TASK DESCRIPTION :: Every entry below should be reproduced exactly; no picture is to be included.

....

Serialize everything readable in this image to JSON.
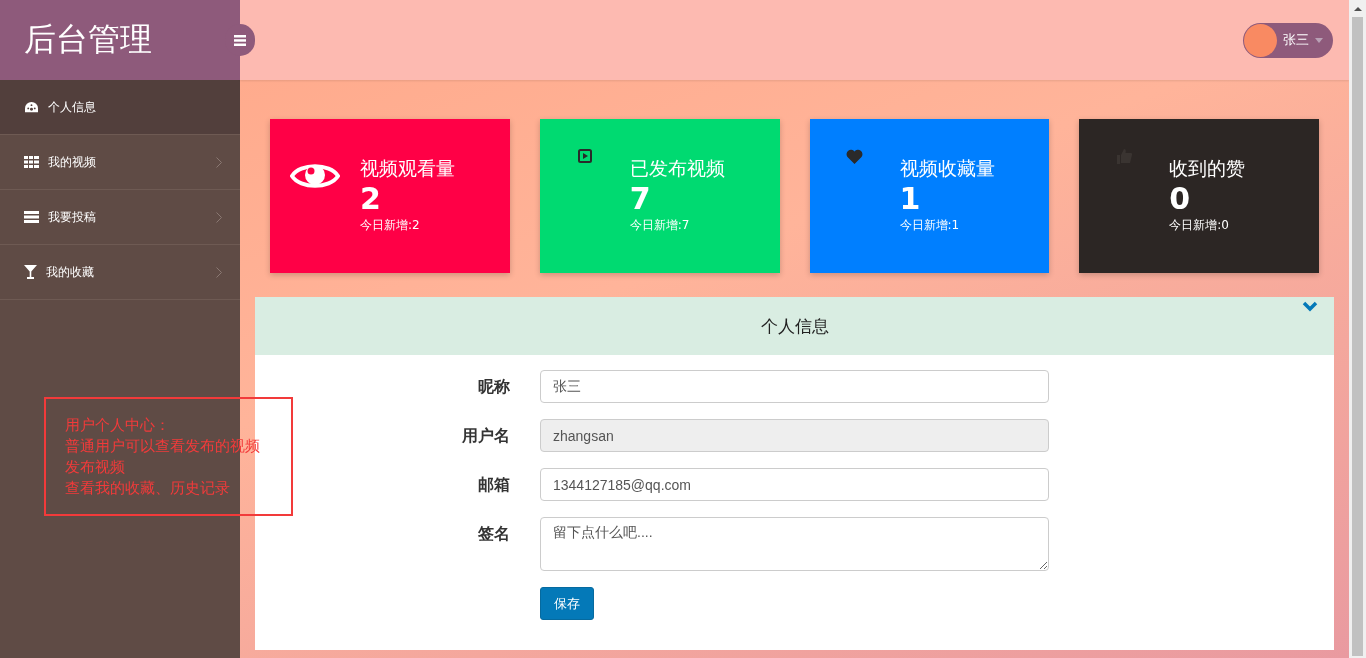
{
  "sidebar": {
    "brand": "后台管理",
    "items": [
      {
        "label": "个人信息",
        "selected": true,
        "has_submenu": false
      },
      {
        "label": "我的视频",
        "selected": false,
        "has_submenu": true
      },
      {
        "label": "我要投稿",
        "selected": false,
        "has_submenu": true
      },
      {
        "label": "我的收藏",
        "selected": false,
        "has_submenu": true
      }
    ]
  },
  "header": {
    "user": "张三"
  },
  "stats": [
    {
      "title": "视频观看量",
      "value": "2",
      "today": "今日新增:2",
      "color": "#ff0046"
    },
    {
      "title": "已发布视频",
      "value": "7",
      "today": "今日新增:7",
      "color": "#00da71"
    },
    {
      "title": "视频收藏量",
      "value": "1",
      "today": "今日新增:1",
      "color": "#007fff"
    },
    {
      "title": "收到的赞",
      "value": "0",
      "today": "今日新增:0",
      "color": "#2c2624"
    }
  ],
  "profile": {
    "title": "个人信息",
    "fields": [
      {
        "label": "昵称",
        "kind": "input",
        "value": "张三",
        "disabled": false
      },
      {
        "label": "用户名",
        "kind": "input",
        "value": "zhangsan",
        "disabled": true
      },
      {
        "label": "邮箱",
        "kind": "input",
        "value": "1344127185@qq.com",
        "disabled": false
      },
      {
        "label": "签名",
        "kind": "textarea",
        "placeholder": "留下点什么吧....",
        "disabled": false
      }
    ],
    "save": "保存"
  },
  "annotation": {
    "lines": [
      "用户个人中心：",
      "普通用户可以查看发布的视频",
      "发布视频",
      "查看我的收藏、历史记录"
    ]
  }
}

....

OUTPUT OF THE EXERCISE ::
Serialize everything readable in this image to JSON.
{
  "sidebar": {
    "brand": "后台管理",
    "items": [
      {
        "label": "个人信息",
        "selected": true,
        "has_submenu": false
      },
      {
        "label": "我的视频",
        "selected": false,
        "has_submenu": true
      },
      {
        "label": "我要投稿",
        "selected": false,
        "has_submenu": true
      },
      {
        "label": "我的收藏",
        "selected": false,
        "has_submenu": true
      }
    ]
  },
  "header": {
    "user": "张三"
  },
  "stats": [
    {
      "title": "视频观看量",
      "value": "2",
      "today": "今日新增:2",
      "color": "#ff0046"
    },
    {
      "title": "已发布视频",
      "value": "7",
      "today": "今日新增:7",
      "color": "#00da71"
    },
    {
      "title": "视频收藏量",
      "value": "1",
      "today": "今日新增:1",
      "color": "#007fff"
    },
    {
      "title": "收到的赞",
      "value": "0",
      "today": "今日新增:0",
      "color": "#2c2624"
    }
  ],
  "profile": {
    "title": "个人信息",
    "fields": [
      {
        "label": "昵称",
        "kind": "input",
        "value": "张三",
        "disabled": false
      },
      {
        "label": "用户名",
        "kind": "input",
        "value": "zhangsan",
        "disabled": true
      },
      {
        "label": "邮箱",
        "kind": "input",
        "value": "1344127185@qq.com",
        "disabled": false
      },
      {
        "label": "签名",
        "kind": "textarea",
        "placeholder": "留下点什么吧....",
        "disabled": false
      }
    ],
    "save": "保存"
  },
  "annotation": {
    "lines": [
      "用户个人中心：",
      "普通用户可以查看发布的视频",
      "发布视频",
      "查看我的收藏、历史记录"
    ]
  }
}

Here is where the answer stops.